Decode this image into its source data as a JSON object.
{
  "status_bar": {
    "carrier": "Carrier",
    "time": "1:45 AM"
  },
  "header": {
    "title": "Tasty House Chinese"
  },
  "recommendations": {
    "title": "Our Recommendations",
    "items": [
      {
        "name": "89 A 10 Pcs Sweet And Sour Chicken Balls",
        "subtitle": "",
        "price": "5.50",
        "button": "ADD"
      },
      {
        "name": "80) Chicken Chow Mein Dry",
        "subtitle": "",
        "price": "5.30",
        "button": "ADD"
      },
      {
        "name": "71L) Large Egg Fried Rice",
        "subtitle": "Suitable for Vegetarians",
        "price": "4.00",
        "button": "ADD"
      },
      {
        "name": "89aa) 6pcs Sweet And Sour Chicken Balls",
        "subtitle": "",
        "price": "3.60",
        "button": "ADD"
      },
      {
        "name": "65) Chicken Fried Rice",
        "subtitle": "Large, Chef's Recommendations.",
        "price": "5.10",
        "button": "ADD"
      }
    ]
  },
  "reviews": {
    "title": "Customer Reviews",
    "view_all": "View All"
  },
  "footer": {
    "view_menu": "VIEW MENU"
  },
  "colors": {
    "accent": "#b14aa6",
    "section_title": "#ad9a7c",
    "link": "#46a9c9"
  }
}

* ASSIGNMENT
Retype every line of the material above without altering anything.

* ANSWER TO THIS EXERCISE
Decode this image into its source data as a JSON object.
{
  "status_bar": {
    "carrier": "Carrier",
    "time": "1:45 AM"
  },
  "header": {
    "title": "Tasty House Chinese"
  },
  "recommendations": {
    "title": "Our Recommendations",
    "items": [
      {
        "name": "89 A 10 Pcs Sweet And Sour Chicken Balls",
        "subtitle": "",
        "price": "5.50",
        "button": "ADD"
      },
      {
        "name": "80) Chicken Chow Mein Dry",
        "subtitle": "",
        "price": "5.30",
        "button": "ADD"
      },
      {
        "name": "71L) Large Egg Fried Rice",
        "subtitle": "Suitable for Vegetarians",
        "price": "4.00",
        "button": "ADD"
      },
      {
        "name": "89aa) 6pcs Sweet And Sour Chicken Balls",
        "subtitle": "",
        "price": "3.60",
        "button": "ADD"
      },
      {
        "name": "65) Chicken Fried Rice",
        "subtitle": "Large, Chef's Recommendations.",
        "price": "5.10",
        "button": "ADD"
      }
    ]
  },
  "reviews": {
    "title": "Customer Reviews",
    "view_all": "View All"
  },
  "footer": {
    "view_menu": "VIEW MENU"
  },
  "colors": {
    "accent": "#b14aa6",
    "section_title": "#ad9a7c",
    "link": "#46a9c9"
  }
}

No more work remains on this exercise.